In 1973 local DJ Russ Winstanley approached the owner of Wigan’s Casino Club with the idea of hosting all night events. In an old ballroom that could house well over 3000 dancers it was a big ask, but in September 1973 the first all-nighter happened with a turn out of around 600 in attendance. Word spread and the Casino quickly became the country’s top all nighter with crowds heading there from all over the UK, queuing for up to 3 hours in order to find their way onto the sweat soaked dance floor. DJs Richard Searling & Kev Roberts made their names there alongside Winstanley and many other respected selectors.
By this point the scene was fully formed with its own signature dress code including Oxford baggies & bri-nylon sport vests for the guys to allow free unrestricted movement and full length circle skirts for the girls to maximise twists & twirls.
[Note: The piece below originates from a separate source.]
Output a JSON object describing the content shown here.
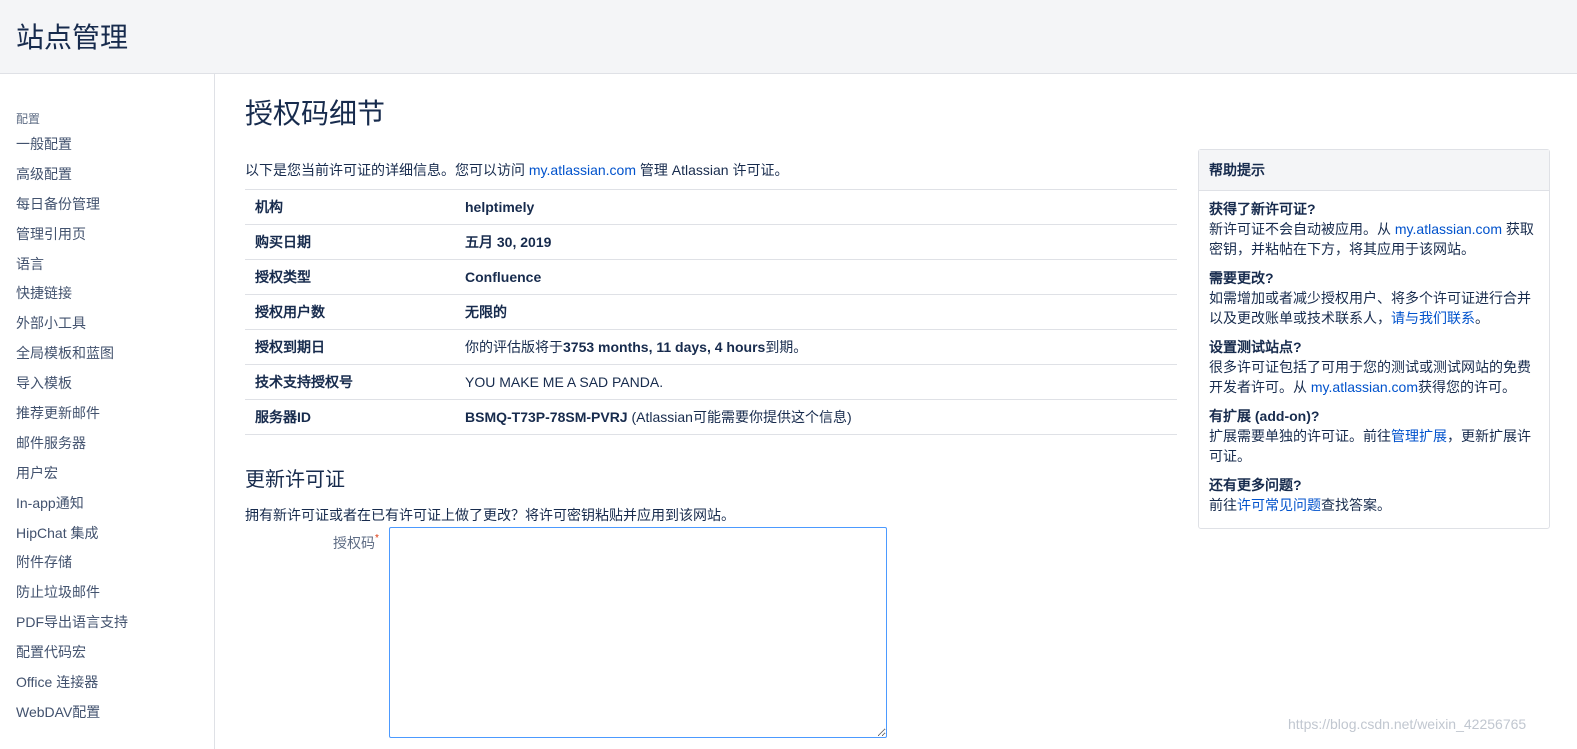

Club & society patches adorned clothing & the signature bowling bags that would contain both spare wares & beer branded towels. Talcum powder graced the floor to enhance footwork and energy was found elsewhere as most clubs had no alcohol license.
All the while record dealers and DJs dug hard in search of additional copies of existing anthems or in the hope of unearthing that next rare side. Cover ups were not uncommon as DJs tried to protect their finds sending punters off on wild goose chases scrambling to locate a copy.
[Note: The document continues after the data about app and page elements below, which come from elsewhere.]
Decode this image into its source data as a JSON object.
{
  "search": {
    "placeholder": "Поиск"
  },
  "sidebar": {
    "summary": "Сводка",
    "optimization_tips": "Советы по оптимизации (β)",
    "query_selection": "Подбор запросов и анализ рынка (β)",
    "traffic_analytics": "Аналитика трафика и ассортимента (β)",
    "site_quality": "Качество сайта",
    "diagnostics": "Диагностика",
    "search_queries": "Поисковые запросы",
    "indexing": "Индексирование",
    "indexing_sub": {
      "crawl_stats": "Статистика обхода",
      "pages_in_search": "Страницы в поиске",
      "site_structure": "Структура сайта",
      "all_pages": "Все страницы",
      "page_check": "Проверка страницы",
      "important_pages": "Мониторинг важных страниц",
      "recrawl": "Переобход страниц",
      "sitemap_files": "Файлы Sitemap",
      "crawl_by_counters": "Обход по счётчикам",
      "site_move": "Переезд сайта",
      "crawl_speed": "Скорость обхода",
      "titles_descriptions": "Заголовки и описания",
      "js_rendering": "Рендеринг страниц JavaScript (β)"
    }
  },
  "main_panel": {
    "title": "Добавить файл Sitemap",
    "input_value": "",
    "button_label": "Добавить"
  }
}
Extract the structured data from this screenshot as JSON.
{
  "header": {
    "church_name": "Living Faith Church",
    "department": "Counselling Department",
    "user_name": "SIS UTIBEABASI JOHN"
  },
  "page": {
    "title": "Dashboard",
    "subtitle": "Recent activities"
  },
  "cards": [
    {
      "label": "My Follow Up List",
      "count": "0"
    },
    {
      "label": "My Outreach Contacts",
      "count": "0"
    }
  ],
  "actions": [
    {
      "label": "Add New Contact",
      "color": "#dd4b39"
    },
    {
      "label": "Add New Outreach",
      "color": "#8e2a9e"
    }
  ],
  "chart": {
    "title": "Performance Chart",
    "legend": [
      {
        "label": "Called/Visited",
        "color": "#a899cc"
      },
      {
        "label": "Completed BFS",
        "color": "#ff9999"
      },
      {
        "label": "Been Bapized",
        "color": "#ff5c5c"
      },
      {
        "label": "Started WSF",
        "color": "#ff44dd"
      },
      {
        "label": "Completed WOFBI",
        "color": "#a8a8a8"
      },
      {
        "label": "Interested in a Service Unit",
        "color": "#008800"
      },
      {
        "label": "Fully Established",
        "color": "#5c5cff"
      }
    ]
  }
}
At Northern Soul’s absolute peak the Wigan Casino and Blackpool Mecca were world famous with the Casino winning Billboards ‘best disco in the world’ in 1978. In time the scene began to split as Levine introduced a more modern playlist at the Mecca while those loyal to the traditional stomping soul style stayed with the Casino & others. The Mecca closed in 1979 and the Casino’s 500th all-nighter was to be it’s last in May 1981. Emotions ran deep on the dancefloor as everyone danced hard to the final 3 before 8 – a tradition of playing the same three records to close out every all-nighter. The titles loaded with meaning as ‘Time will pass you by’ was followed by ‘Long after tonight is all over’ before Dean Parrish’s seminal ‘I am on my way’ rang out across the room for one last time.
This woven patch commemorates Wigan Casino’s 2nd anniversary all nighter in 1975 – the Casino produced various patches to mark special events as did many other clubs offering a momento to dancers to mark the occasion.